■ Work item: The output should match the data below line for line.

### Material for this task

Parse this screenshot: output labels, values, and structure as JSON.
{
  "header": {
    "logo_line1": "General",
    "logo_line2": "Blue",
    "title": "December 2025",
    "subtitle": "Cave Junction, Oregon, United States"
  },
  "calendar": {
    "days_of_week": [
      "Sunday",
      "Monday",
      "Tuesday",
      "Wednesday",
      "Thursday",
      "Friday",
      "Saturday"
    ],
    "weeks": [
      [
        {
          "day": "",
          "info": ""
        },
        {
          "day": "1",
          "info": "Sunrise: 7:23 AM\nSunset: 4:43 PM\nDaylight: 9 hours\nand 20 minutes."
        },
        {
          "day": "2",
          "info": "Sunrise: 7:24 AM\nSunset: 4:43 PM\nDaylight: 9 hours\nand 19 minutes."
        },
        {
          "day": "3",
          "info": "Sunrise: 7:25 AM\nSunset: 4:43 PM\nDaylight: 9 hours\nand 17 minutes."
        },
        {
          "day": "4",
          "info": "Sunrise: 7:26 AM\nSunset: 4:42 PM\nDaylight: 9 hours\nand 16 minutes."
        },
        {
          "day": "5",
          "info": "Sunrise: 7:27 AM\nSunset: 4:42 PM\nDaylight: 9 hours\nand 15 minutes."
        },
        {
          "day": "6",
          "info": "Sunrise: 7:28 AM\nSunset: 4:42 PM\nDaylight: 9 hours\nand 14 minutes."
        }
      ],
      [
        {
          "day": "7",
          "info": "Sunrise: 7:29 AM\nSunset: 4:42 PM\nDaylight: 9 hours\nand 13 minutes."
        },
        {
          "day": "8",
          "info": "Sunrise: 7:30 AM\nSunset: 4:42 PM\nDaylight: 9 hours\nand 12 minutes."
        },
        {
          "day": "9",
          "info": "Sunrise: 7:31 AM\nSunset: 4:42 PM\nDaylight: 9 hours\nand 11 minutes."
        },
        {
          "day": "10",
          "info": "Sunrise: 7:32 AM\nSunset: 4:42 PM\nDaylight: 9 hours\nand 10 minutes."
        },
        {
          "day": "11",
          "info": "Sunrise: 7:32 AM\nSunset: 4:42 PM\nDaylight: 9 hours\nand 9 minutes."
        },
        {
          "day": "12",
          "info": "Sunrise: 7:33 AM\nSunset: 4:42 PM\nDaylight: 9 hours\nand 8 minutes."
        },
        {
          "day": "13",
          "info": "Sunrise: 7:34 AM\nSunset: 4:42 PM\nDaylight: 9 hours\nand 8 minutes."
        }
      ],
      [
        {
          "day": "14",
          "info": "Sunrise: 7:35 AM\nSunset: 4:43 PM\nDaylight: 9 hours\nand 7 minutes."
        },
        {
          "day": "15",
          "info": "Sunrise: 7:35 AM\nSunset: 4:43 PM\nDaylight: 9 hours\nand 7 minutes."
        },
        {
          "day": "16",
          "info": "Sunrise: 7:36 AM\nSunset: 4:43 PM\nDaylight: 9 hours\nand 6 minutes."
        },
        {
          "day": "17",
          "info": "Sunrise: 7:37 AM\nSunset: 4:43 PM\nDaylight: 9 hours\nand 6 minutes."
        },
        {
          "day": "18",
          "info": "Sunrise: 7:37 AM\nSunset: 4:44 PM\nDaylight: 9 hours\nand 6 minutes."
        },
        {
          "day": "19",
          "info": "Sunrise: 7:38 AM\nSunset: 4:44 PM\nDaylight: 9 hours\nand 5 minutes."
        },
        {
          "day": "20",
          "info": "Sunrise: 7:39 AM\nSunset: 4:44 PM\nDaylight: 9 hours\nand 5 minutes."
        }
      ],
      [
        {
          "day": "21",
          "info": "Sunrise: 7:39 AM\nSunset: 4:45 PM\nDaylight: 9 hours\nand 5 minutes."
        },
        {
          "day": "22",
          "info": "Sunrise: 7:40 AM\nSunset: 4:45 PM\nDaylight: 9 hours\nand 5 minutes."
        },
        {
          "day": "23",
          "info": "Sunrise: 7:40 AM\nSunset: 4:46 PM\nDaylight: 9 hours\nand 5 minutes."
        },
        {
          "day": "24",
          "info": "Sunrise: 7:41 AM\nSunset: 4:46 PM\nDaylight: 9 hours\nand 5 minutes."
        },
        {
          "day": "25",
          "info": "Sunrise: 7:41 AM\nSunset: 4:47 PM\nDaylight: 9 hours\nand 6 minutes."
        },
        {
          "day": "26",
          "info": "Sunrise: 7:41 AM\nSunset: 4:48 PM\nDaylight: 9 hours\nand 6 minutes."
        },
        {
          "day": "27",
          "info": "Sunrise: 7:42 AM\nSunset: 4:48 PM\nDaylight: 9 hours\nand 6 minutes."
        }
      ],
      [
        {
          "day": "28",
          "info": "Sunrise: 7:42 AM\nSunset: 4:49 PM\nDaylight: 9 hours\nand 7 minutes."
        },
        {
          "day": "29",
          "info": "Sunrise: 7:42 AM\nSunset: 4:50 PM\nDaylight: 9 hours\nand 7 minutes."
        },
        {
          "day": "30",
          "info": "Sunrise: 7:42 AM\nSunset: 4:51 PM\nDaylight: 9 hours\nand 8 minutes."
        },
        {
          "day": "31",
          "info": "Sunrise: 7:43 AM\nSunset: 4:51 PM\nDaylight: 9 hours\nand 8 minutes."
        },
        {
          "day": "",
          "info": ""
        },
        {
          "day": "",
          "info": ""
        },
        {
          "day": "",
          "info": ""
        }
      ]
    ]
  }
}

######

■ Written response:
Parse this screenshot: output labels, values, and structure as JSON.
{
  "header": {
    "logo_line1": "General",
    "logo_line2": "Blue",
    "title": "December 2025",
    "subtitle": "Cave Junction, Oregon, United States"
  },
  "calendar": {
    "days_of_week": [
      "Sunday",
      "Monday",
      "Tuesday",
      "Wednesday",
      "Thursday",
      "Friday",
      "Saturday"
    ],
    "weeks": [
      [
        {
          "day": "",
          "info": ""
        },
        {
          "day": "1",
          "info": "Sunrise: 7:23 AM\nSunset: 4:43 PM\nDaylight: 9 hours\nand 20 minutes."
        },
        {
          "day": "2",
          "info": "Sunrise: 7:24 AM\nSunset: 4:43 PM\nDaylight: 9 hours\nand 19 minutes."
        },
        {
          "day": "3",
          "info": "Sunrise: 7:25 AM\nSunset: 4:43 PM\nDaylight: 9 hours\nand 17 minutes."
        },
        {
          "day": "4",
          "info": "Sunrise: 7:26 AM\nSunset: 4:42 PM\nDaylight: 9 hours\nand 16 minutes."
        },
        {
          "day": "5",
          "info": "Sunrise: 7:27 AM\nSunset: 4:42 PM\nDaylight: 9 hours\nand 15 minutes."
        },
        {
          "day": "6",
          "info": "Sunrise: 7:28 AM\nSunset: 4:42 PM\nDaylight: 9 hours\nand 14 minutes."
        }
      ],
      [
        {
          "day": "7",
          "info": "Sunrise: 7:29 AM\nSunset: 4:42 PM\nDaylight: 9 hours\nand 13 minutes."
        },
        {
          "day": "8",
          "info": "Sunrise: 7:30 AM\nSunset: 4:42 PM\nDaylight: 9 hours\nand 12 minutes."
        },
        {
          "day": "9",
          "info": "Sunrise: 7:31 AM\nSunset: 4:42 PM\nDaylight: 9 hours\nand 11 minutes."
        },
        {
          "day": "10",
          "info": "Sunrise: 7:32 AM\nSunset: 4:42 PM\nDaylight: 9 hours\nand 10 minutes."
        },
        {
          "day": "11",
          "info": "Sunrise: 7:32 AM\nSunset: 4:42 PM\nDaylight: 9 hours\nand 9 minutes."
        },
        {
          "day": "12",
          "info": "Sunrise: 7:33 AM\nSunset: 4:42 PM\nDaylight: 9 hours\nand 8 minutes."
        },
        {
          "day": "13",
          "info": "Sunrise: 7:34 AM\nSunset: 4:42 PM\nDaylight: 9 hours\nand 8 minutes."
        }
      ],
      [
        {
          "day": "14",
          "info": "Sunrise: 7:35 AM\nSunset: 4:43 PM\nDaylight: 9 hours\nand 7 minutes."
        },
        {
          "day": "15",
          "info": "Sunrise: 7:35 AM\nSunset: 4:43 PM\nDaylight: 9 hours\nand 7 minutes."
        },
        {
          "day": "16",
          "info": "Sunrise: 7:36 AM\nSunset: 4:43 PM\nDaylight: 9 hours\nand 6 minutes."
        },
        {
          "day": "17",
          "info": "Sunrise: 7:37 AM\nSunset: 4:43 PM\nDaylight: 9 hours\nand 6 minutes."
        },
        {
          "day": "18",
          "info": "Sunrise: 7:37 AM\nSunset: 4:44 PM\nDaylight: 9 hours\nand 6 minutes."
        },
        {
          "day": "19",
          "info": "Sunrise: 7:38 AM\nSunset: 4:44 PM\nDaylight: 9 hours\nand 5 minutes."
        },
        {
          "day": "20",
          "info": "Sunrise: 7:39 AM\nSunset: 4:44 PM\nDaylight: 9 hours\nand 5 minutes."
        }
      ],
      [
        {
          "day": "21",
          "info": "Sunrise: 7:39 AM\nSunset: 4:45 PM\nDaylight: 9 hours\nand 5 minutes."
        },
        {
          "day": "22",
          "info": "Sunrise: 7:40 AM\nSunset: 4:45 PM\nDaylight: 9 hours\nand 5 minutes."
        },
        {
          "day": "23",
          "info": "Sunrise: 7:40 AM\nSunset: 4:46 PM\nDaylight: 9 hours\nand 5 minutes."
        },
        {
          "day": "24",
          "info": "Sunrise: 7:41 AM\nSunset: 4:46 PM\nDaylight: 9 hours\nand 5 minutes."
        },
        {
          "day": "25",
          "info": "Sunrise: 7:41 AM\nSunset: 4:47 PM\nDaylight: 9 hours\nand 6 minutes."
        },
        {
          "day": "26",
          "info": "Sunrise: 7:41 AM\nSunset: 4:48 PM\nDaylight: 9 hours\nand 6 minutes."
        },
        {
          "day": "27",
          "info": "Sunrise: 7:42 AM\nSunset: 4:48 PM\nDaylight: 9 hours\nand 6 minutes."
        }
      ],
      [
        {
          "day": "28",
          "info": "Sunrise: 7:42 AM\nSunset: 4:49 PM\nDaylight: 9 hours\nand 7 minutes."
        },
        {
          "day": "29",
          "info": "Sunrise: 7:42 AM\nSunset: 4:50 PM\nDaylight: 9 hours\nand 7 minutes."
        },
        {
          "day": "30",
          "info": "Sunrise: 7:42 AM\nSunset: 4:51 PM\nDaylight: 9 hours\nand 8 minutes."
        },
        {
          "day": "31",
          "info": "Sunrise: 7:43 AM\nSunset: 4:51 PM\nDaylight: 9 hours\nand 8 minutes."
        },
        {
          "day": "",
          "info": ""
        },
        {
          "day": "",
          "info": ""
        },
        {
          "day": "",
          "info": ""
        }
      ]
    ]
  }
}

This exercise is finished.